Wednesday, February 14, 2007

The Sacred and The Secular

One of the challenges of teaching law in a religiously-affiliated school is the inherent tension in providing faith-grounded professional training for a thoroughly secular profession. The courtroom contains a flag, but no cross, star, or crescent, and in nearly all contexts within the practice of law faith issues lie hidden.

Thus, we face a troubling challenge. On the one hand, we can err by conforming to the norm and de-contenting our curriculums of the very mention of faith. On the other, we may err by rooting our practices in an overt faith which will then be banned once our students enter the practice of law.

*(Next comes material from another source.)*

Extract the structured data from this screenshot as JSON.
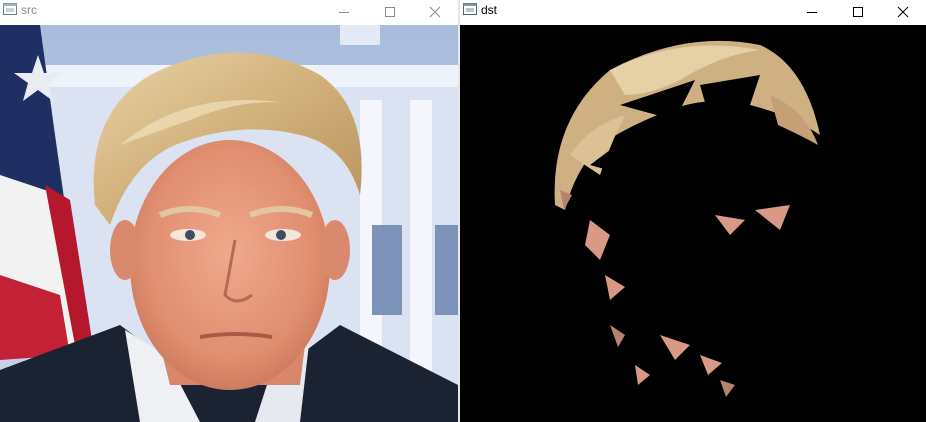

What we struggle to create is something between these two; competence as a professional within a vocation, consistent with and driven by faith. How do we get there?

1 comment:

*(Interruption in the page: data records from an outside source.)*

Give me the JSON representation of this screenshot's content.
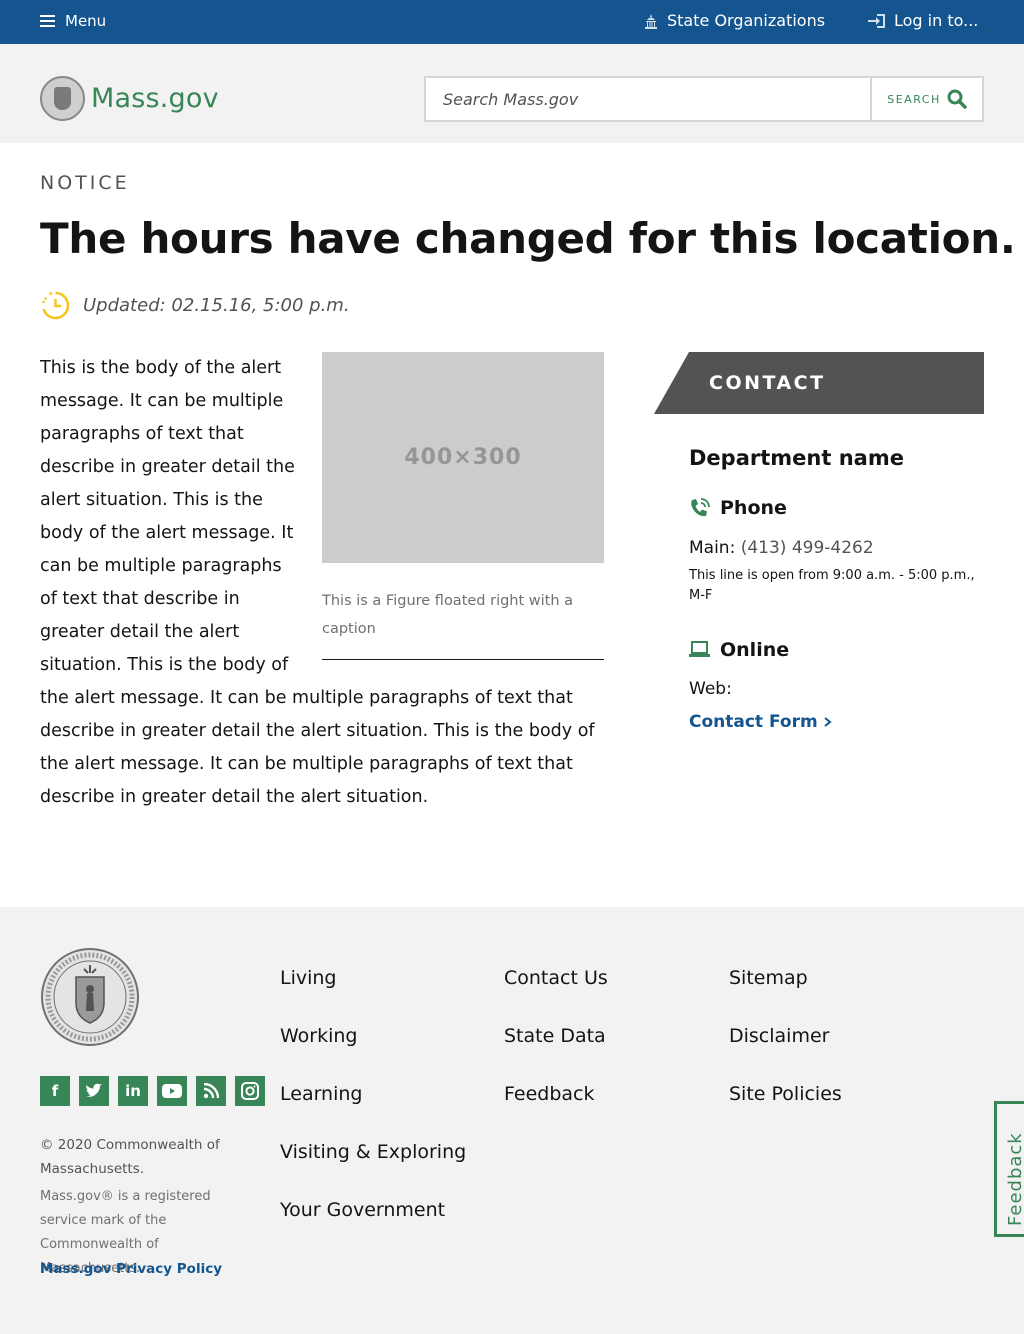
{
  "topbar": {
    "menu_label": "Menu",
    "state_orgs_label": "State Organizations",
    "login_label": "Log in to..."
  },
  "header": {
    "logo_text": "Mass.gov",
    "search_placeholder": "Search Mass.gov",
    "search_button_label": "SEARCH"
  },
  "main": {
    "eyebrow": "NOTICE",
    "title": "The hours have changed for this location.",
    "updated_label": "Updated:",
    "updated_value": "02.15.16, 5:00 p.m.",
    "body": "This is the body of the alert message. It can be multiple paragraphs of text that describe in greater detail the alert situation. This is the body of the alert message. It can be multiple paragraphs of text that describe in greater detail the alert situation. This is the body of the alert message. It can be multiple paragraphs of text that describe in greater detail the alert situation. This is the body of the alert message. It can be multiple paragraphs of text that describe in greater detail the alert situation.",
    "figure_placeholder": "400×300",
    "figure_caption": "This is a Figure floated right with a caption"
  },
  "contact": {
    "heading": "CONTACT",
    "department": "Department name",
    "phone_heading": "Phone",
    "main_label": "Main:",
    "main_number": "(413) 499-4262",
    "hours_note": "This line is open from 9:00 a.m. - 5:00 p.m., M-F",
    "online_heading": "Online",
    "web_label": "Web:",
    "contact_form_label": "Contact Form"
  },
  "footer": {
    "copyright": "© 2020 Commonwealth of Massachusetts.",
    "registered": "Mass.gov® is a registered service mark of the Commonwealth of Massachusetts.",
    "privacy_label": "Mass.gov Privacy Policy",
    "col1": [
      "Living",
      "Working",
      "Learning",
      "Visiting & Exploring",
      "Your Government"
    ],
    "col2": [
      "Contact Us",
      "State Data",
      "Feedback"
    ],
    "col3": [
      "Sitemap",
      "Disclaimer",
      "Site Policies"
    ],
    "social_icons": [
      "facebook-icon",
      "twitter-icon",
      "linkedin-icon",
      "youtube-icon",
      "rss-icon",
      "instagram-icon"
    ]
  },
  "feedback_tab_label": "Feedback",
  "colors": {
    "primary_blue": "#14558f",
    "green": "#388557",
    "light_gray": "#f2f2f2",
    "dark_gray": "#535353",
    "clock_yellow": "#f6c51b"
  }
}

Kevin Lee said...

Very thoughtful. John Paul II wrote something that might be useful in thinking through this complex issue. In b, he describes Mary's yes to God as showing the proper relationship of faith to reason. In seeking wisdom, she opened her heart to God. I think this attitude toward faith and reason is fundamental the work of religiously inspired legal education. What we have to offer is the wisdom of our faith-traditions, particularly in our moral sensitivity. This is not to say that we all agree on moral values, but that morality tends to be particularly important to people of faith. It makes the work of the religious scholar different because it forced us to ask, "can I live with myself if I do this?" This is the essence of what Hannah Arendt called "thinking."